### The task
Please give the data again in full, precisely as it is written.

### Exercise material
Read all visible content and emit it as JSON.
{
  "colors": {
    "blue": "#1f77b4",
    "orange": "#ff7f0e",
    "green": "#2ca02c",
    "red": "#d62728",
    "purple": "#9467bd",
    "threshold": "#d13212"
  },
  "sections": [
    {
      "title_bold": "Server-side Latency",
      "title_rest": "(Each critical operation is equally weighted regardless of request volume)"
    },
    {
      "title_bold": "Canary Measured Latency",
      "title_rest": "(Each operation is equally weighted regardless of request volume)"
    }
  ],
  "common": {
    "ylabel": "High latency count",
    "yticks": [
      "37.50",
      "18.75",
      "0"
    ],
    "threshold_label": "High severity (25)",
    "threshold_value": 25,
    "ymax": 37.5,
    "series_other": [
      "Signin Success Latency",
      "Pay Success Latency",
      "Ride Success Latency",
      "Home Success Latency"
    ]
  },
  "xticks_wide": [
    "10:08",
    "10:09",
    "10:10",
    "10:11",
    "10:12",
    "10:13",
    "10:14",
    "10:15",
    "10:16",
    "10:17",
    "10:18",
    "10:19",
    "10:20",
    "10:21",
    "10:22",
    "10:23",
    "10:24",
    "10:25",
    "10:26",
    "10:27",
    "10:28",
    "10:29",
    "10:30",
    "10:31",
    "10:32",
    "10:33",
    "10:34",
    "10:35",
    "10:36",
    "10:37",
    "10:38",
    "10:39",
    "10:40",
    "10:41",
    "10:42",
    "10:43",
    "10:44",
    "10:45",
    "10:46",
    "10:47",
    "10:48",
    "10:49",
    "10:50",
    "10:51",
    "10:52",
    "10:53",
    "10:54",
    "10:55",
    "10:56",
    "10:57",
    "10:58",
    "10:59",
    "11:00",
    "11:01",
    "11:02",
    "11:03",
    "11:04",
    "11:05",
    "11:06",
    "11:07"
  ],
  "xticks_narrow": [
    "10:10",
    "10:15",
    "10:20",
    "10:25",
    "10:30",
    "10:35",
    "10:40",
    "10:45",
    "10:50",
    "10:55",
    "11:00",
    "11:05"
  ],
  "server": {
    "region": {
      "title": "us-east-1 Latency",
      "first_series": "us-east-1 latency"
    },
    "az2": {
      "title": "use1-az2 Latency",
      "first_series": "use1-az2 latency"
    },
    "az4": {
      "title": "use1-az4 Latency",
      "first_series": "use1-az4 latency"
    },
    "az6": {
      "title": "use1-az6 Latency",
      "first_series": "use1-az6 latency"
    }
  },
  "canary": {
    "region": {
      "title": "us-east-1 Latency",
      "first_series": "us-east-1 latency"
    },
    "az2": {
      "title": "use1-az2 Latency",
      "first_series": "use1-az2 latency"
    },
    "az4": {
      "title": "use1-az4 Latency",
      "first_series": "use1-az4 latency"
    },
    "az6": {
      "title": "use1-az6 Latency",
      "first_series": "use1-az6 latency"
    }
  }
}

### Output
Read all visible content and emit it as JSON.
{
  "colors": {
    "blue": "#1f77b4",
    "orange": "#ff7f0e",
    "green": "#2ca02c",
    "red": "#d62728",
    "purple": "#9467bd",
    "threshold": "#d13212"
  },
  "sections": [
    {
      "title_bold": "Server-side Latency",
      "title_rest": "(Each critical operation is equally weighted regardless of request volume)"
    },
    {
      "title_bold": "Canary Measured Latency",
      "title_rest": "(Each operation is equally weighted regardless of request volume)"
    }
  ],
  "common": {
    "ylabel": "High latency count",
    "yticks": [
      "37.50",
      "18.75",
      "0"
    ],
    "threshold_label": "High severity (25)",
    "threshold_value": 25,
    "ymax": 37.5,
    "series_other": [
      "Signin Success Latency",
      "Pay Success Latency",
      "Ride Success Latency",
      "Home Success Latency"
    ]
  },
  "xticks_wide": [
    "10:08",
    "10:09",
    "10:10",
    "10:11",
    "10:12",
    "10:13",
    "10:14",
    "10:15",
    "10:16",
    "10:17",
    "10:18",
    "10:19",
    "10:20",
    "10:21",
    "10:22",
    "10:23",
    "10:24",
    "10:25",
    "10:26",
    "10:27",
    "10:28",
    "10:29",
    "10:30",
    "10:31",
    "10:32",
    "10:33",
    "10:34",
    "10:35",
    "10:36",
    "10:37",
    "10:38",
    "10:39",
    "10:40",
    "10:41",
    "10:42",
    "10:43",
    "10:44",
    "10:45",
    "10:46",
    "10:47",
    "10:48",
    "10:49",
    "10:50",
    "10:51",
    "10:52",
    "10:53",
    "10:54",
    "10:55",
    "10:56",
    "10:57",
    "10:58",
    "10:59",
    "11:00",
    "11:01",
    "11:02",
    "11:03",
    "11:04",
    "11:05",
    "11:06",
    "11:07"
  ],
  "xticks_narrow": [
    "10:10",
    "10:15",
    "10:20",
    "10:25",
    "10:30",
    "10:35",
    "10:40",
    "10:45",
    "10:50",
    "10:55",
    "11:00",
    "11:05"
  ],
  "server": {
    "region": {
      "title": "us-east-1 Latency",
      "first_series": "us-east-1 latency"
    },
    "az2": {
      "title": "use1-az2 Latency",
      "first_series": "use1-az2 latency"
    },
    "az4": {
      "title": "use1-az4 Latency",
      "first_series": "use1-az4 latency"
    },
    "az6": {
      "title": "use1-az6 Latency",
      "first_series": "use1-az6 latency"
    }
  },
  "canary": {
    "region": {
      "title": "us-east-1 Latency",
      "first_series": "us-east-1 latency"
    },
    "az2": {
      "title": "use1-az2 Latency",
      "first_series": "use1-az2 latency"
    },
    "az4": {
      "title": "use1-az4 Latency",
      "first_series": "use1-az4 latency"
    },
    "az6": {
      "title": "use1-az6 Latency",
      "first_series": "use1-az6 latency"
    }
  }
}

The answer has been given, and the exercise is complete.